This is one of the big head scratchers. On one hand, its a pretty cheesy joint. But that cheesy joint is still very strong. Actually the neck joint is about the only joint in the uke that is still intact after all these years. So depending on your sense of humor, this method is either a lazy shortcut or another construction/design innovation on Gaspars part. I’m still on the fence.

The flat wood on the Gaspar uke is all very thin. The top and back are nearly dead on 1/16″ thick. The sides seem to be thinner, but I think they are thinned a bit on the visible edges when the uke was finish sanded. Thicker toward the center, but I don’t have a micrometer which can get past the clunky binding.

The side-wood actually looks thicker inside the neck joint – so I’d bet that the sides are 1/16″ in thickness like the top and back are.
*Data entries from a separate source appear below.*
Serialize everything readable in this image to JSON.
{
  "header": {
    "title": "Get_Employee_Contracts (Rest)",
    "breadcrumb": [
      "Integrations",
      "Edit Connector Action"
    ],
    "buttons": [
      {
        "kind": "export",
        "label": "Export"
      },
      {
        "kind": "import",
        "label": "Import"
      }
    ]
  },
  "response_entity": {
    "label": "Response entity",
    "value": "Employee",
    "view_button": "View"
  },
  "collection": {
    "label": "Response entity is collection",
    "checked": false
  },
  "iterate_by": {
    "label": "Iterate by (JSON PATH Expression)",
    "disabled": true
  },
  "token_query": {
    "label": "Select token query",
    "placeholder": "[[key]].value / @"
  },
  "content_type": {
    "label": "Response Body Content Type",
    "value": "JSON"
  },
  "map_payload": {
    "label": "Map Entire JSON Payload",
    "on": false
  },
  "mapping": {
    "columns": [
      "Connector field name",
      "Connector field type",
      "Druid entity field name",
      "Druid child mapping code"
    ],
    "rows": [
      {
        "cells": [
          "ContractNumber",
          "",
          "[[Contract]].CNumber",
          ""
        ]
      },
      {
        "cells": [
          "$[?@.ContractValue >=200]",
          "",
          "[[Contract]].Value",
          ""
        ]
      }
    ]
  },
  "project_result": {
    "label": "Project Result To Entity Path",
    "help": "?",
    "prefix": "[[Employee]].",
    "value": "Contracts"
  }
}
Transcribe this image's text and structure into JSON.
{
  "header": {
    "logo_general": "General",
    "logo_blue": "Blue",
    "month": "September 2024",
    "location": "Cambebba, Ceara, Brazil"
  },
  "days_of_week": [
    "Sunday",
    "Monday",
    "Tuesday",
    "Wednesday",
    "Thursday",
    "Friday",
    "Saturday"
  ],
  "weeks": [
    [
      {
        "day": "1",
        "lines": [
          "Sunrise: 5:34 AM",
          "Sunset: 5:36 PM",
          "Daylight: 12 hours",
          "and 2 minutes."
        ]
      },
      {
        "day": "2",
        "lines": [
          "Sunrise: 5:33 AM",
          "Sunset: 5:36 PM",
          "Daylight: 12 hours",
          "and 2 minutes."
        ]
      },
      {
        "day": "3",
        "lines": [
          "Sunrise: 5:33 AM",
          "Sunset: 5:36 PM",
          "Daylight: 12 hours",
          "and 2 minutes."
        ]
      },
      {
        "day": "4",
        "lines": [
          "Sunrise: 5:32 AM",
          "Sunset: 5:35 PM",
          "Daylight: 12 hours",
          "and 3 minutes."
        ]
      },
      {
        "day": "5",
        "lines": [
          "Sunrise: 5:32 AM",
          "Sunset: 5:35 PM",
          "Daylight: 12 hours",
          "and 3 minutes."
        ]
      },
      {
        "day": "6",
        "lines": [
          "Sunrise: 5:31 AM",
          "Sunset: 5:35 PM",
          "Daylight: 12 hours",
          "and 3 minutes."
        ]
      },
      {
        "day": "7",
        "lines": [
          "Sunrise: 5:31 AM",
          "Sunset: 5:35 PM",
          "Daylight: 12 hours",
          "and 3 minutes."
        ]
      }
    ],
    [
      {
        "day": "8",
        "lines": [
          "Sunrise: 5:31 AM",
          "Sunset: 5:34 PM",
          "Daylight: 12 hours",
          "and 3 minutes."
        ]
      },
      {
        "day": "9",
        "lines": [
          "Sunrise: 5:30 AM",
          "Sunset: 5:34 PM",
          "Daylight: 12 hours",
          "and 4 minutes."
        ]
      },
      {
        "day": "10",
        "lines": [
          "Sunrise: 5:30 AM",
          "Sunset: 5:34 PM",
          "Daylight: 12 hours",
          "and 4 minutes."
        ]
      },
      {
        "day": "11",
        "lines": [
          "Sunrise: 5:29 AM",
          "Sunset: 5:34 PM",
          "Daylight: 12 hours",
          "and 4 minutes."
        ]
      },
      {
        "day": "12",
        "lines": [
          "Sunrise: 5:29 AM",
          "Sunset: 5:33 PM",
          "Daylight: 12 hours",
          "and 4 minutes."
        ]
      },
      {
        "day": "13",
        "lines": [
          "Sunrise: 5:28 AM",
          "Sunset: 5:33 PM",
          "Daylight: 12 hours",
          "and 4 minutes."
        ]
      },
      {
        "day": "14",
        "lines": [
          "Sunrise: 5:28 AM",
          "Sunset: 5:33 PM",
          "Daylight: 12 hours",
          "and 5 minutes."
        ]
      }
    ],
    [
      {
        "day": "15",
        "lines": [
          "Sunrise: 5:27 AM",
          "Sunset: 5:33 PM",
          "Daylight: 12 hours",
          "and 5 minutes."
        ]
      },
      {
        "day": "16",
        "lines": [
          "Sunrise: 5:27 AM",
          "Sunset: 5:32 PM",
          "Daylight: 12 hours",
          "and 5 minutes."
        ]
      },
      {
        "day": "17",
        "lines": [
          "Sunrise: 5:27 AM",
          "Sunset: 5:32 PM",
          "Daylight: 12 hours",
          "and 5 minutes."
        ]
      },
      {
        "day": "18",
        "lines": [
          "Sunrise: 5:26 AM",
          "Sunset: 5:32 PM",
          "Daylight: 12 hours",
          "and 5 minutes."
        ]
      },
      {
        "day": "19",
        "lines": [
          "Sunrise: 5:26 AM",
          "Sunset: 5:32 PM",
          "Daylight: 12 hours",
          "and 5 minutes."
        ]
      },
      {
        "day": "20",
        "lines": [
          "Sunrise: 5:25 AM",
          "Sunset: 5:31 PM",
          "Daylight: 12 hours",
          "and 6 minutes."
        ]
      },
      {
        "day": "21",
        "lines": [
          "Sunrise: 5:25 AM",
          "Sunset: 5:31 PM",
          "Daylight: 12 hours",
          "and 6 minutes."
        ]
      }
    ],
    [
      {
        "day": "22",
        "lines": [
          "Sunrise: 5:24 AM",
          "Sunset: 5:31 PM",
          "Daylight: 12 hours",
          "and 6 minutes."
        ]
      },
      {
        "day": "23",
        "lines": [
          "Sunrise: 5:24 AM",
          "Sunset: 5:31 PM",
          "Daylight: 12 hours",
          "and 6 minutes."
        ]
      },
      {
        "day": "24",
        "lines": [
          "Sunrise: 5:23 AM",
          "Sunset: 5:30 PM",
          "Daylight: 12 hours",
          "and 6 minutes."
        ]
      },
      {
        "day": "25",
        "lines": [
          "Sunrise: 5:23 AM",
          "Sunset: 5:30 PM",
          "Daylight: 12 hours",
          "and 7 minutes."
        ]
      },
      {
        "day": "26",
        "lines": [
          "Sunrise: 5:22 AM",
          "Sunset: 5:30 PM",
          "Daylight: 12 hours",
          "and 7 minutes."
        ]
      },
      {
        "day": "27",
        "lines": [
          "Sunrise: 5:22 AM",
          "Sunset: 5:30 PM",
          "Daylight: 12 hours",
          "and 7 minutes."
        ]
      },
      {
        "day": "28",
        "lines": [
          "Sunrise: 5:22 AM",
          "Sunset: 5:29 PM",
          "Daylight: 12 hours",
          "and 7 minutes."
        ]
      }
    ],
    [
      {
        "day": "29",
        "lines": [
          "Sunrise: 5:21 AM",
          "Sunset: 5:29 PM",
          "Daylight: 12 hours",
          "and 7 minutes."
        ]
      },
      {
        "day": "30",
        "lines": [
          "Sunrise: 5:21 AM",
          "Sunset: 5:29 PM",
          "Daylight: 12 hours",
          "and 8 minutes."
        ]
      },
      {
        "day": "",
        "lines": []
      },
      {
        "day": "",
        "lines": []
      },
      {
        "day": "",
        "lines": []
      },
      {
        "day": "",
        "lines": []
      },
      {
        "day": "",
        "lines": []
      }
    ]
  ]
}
The back has a slight arch across the waist, a little more than 1/16″ but not really 1/8″. Its Hard to see behind the square in the picture.

After all the measuring and obsessing. I really have come to admire this ukulele.  I love the overall Gaspar look. The angle along the top of the neck combined with the 4-in-line tuners give the uke a jaunty modern look. It’s one fast looking uke – looks like it is flying, even when its standing still. Some of the construction details are pretty amazing. Gaspar may have not been a very good craftsman, but he certainly was good at designing ukuleles. A savant of sorts?

I’ll be reassembling the uke soon.